The other to look out for is the bario highland rice, Malaysia's premium quality organic rice. It's a little like the sticky rice that the Japanese and Taiwanese love to eat and it is definitely filling. This is what the farmers take out into the fields for their lunches. They usually wrap them in leaf to keep it moist, stuff it in their homemade rattan haversacks with a bit of wild boar meat or stir fried jungle plants. It's no wonder we still see octogenarians working on their plots of land from sun up till sun down. They live a frugal life with lots of fresh air and plain old exercise, they eat sparingly, sleep as the sun dips and wake at the first crack of dawn. A boring life? Or a satisfying one?
The people in Bario are extremely friendly. Everywhere we went; they would come up and acknowledge us, shake our hands and usually stop a while for a chat. Just for a little walk up history lane, we visited an elderly couple living at the Ulung Palang Ditaq or now called Bued Main longhouse located on a hillock just outside of town. The original longhouse had been burnt down and the residents were relocated to the current site.
The couple was extremely happy to see us. The living room walls had a tapestry of the past pinned onto them. An old, tattered framed b&w photograph of 3 young men dressed in the traditional warrior wear caught my eye. Pak (uncle) pointed to a youngest lad in the photo as himself when he was in his teens. He recalled the day in 1945 when strange things fell out of the sky and brought them Tuan Mayur Harrison. The kelabit people regarded Tom Harrisson as their friend, family member and their advisor. The kelabits surprisingly welcomed Harrisson, Sanderson and Carter into their village readily. The ulu people disliked the Japanese and were eager to liberate the jungles of them. During my readings and research on this article, I came across a list of local natives who had helped the SEMUT operations and given their lives for the course. A name, Balang Ribuh from Long Napir Village was reported to have been eaten by Japanese! The stories of the Japanese soldiers must have been so dramatized by the villagers that the eventual feelings towards them must have sealed their fate in the ulu baram area. Pak was only a young lad in 1945 but he remembered the fervour and excitement of helping the white people defeat the enemy. After the war, Tom stayed on in Bario and the penghulu Lawai Besara (chieftain) honoured him with a local wife, Bongan.

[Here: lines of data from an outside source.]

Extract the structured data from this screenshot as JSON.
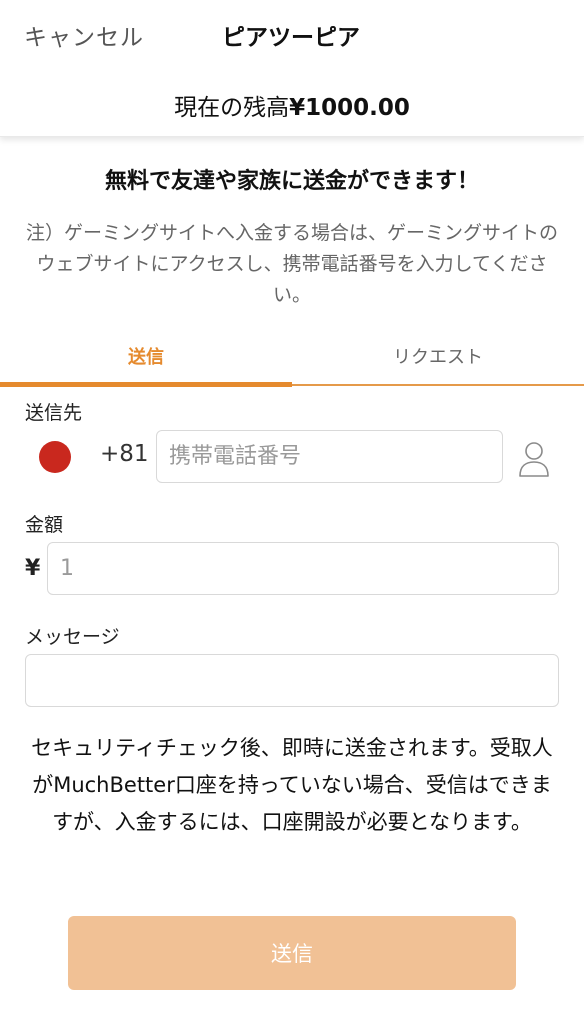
{
  "header": {
    "cancel_label": "キャンセル",
    "title": "ピアツーピア",
    "balance_label": "現在の残高",
    "balance_amount": "¥1000.00"
  },
  "promo": {
    "title": "無料で友達や家族に送金ができます！",
    "note": "注）ゲーミングサイトへ入金する場合は、ゲーミングサイトのウェブサイトにアクセスし、携帯電話番号を入力してください。"
  },
  "tabs": [
    {
      "label": "送信",
      "active": true
    },
    {
      "label": "リクエスト",
      "active": false
    }
  ],
  "form": {
    "recipient_label": "送信先",
    "country_code": "+81",
    "country_flag_color": "#c9281e",
    "phone_placeholder": "携帯電話番号",
    "contact_icon": "person-contact-icon",
    "amount_label": "金額",
    "currency_symbol": "¥",
    "amount_placeholder": "1",
    "message_label": "メッセージ",
    "message_placeholder": ""
  },
  "info_text": "セキュリティチェック後、即時に送金されます。受取人がMuchBetter口座を持っていない場合、受信はできますが、入金するには、口座開設が必要となります。",
  "send_button_label": "送信",
  "colors": {
    "accent": "#e58a2e",
    "button_disabled": "#f1c195"
  }
}
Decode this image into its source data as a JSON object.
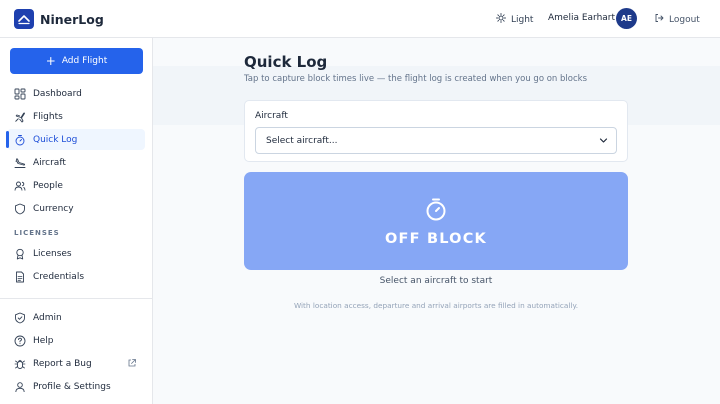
{
  "app": {
    "name": "NinerLog"
  },
  "header": {
    "theme_label": "Light",
    "user_name": "Amelia Earhart",
    "user_initials": "AE",
    "logout_label": "Logout"
  },
  "sidebar": {
    "add_flight_label": "Add Flight",
    "items": [
      {
        "label": "Dashboard",
        "icon": "dashboard-icon"
      },
      {
        "label": "Flights",
        "icon": "plane-icon"
      },
      {
        "label": "Quick Log",
        "icon": "stopwatch-icon",
        "active": true
      },
      {
        "label": "Aircraft",
        "icon": "plane-landing-icon"
      },
      {
        "label": "People",
        "icon": "people-icon"
      },
      {
        "label": "Currency",
        "icon": "shield-icon"
      }
    ],
    "licenses_section_label": "LICENSES",
    "license_items": [
      {
        "label": "Licenses",
        "icon": "award-icon"
      },
      {
        "label": "Credentials",
        "icon": "document-icon"
      }
    ],
    "bottom_items": [
      {
        "label": "Admin",
        "icon": "shield-check-icon"
      },
      {
        "label": "Help",
        "icon": "help-icon"
      },
      {
        "label": "Report a Bug",
        "icon": "bug-icon",
        "external": true
      },
      {
        "label": "Profile & Settings",
        "icon": "user-icon"
      }
    ]
  },
  "main": {
    "title": "Quick Log",
    "subtitle": "Tap to capture block times live — the flight log is created when you go on blocks",
    "aircraft_label": "Aircraft",
    "aircraft_select_value": "Select aircraft...",
    "off_block_label": "OFF BLOCK",
    "hint": "Select an aircraft to start",
    "footnote": "With location access, departure and arrival airports are filled in automatically."
  },
  "colors": {
    "primary": "#2563eb",
    "brand_dark": "#1e40af",
    "off_block_bg": "#86a7f5",
    "avatar_bg": "#1e3a8a"
  }
}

However, he later found out that the wife, accorded to him was of no ranking and demanded that she be replaced by another with an aristocratic lineage. He found such a wife in Sigang, who also became his tutor into the ways of the kelabit of which Tom eventually documented and published copious papers on the cultures and traditions of the ulu people.
During Pak's young days, the missionaries had not arrived in the bario highlands. It was only after the war that Reverend Mr & Mrs Southwell made a visit to Bario . The couple was in Borneo way before the war and they found the Borneo Evangelical Mission. However, as the war progressed they were incarcerated and spent most of their time in the Batu Lintang internment camp, just on the outskirts of Kuching. Upon liberation, they set out to continue their work in the kelabit uplands. Today, most residents have converted to Christianity. To Tom's disappointment, the people's taking to the religion meant that excessive drinking and merrymaking had all but disappeared, of which he was very fond of. The arrival of the missionaries completely changed life on the Plain of Bah.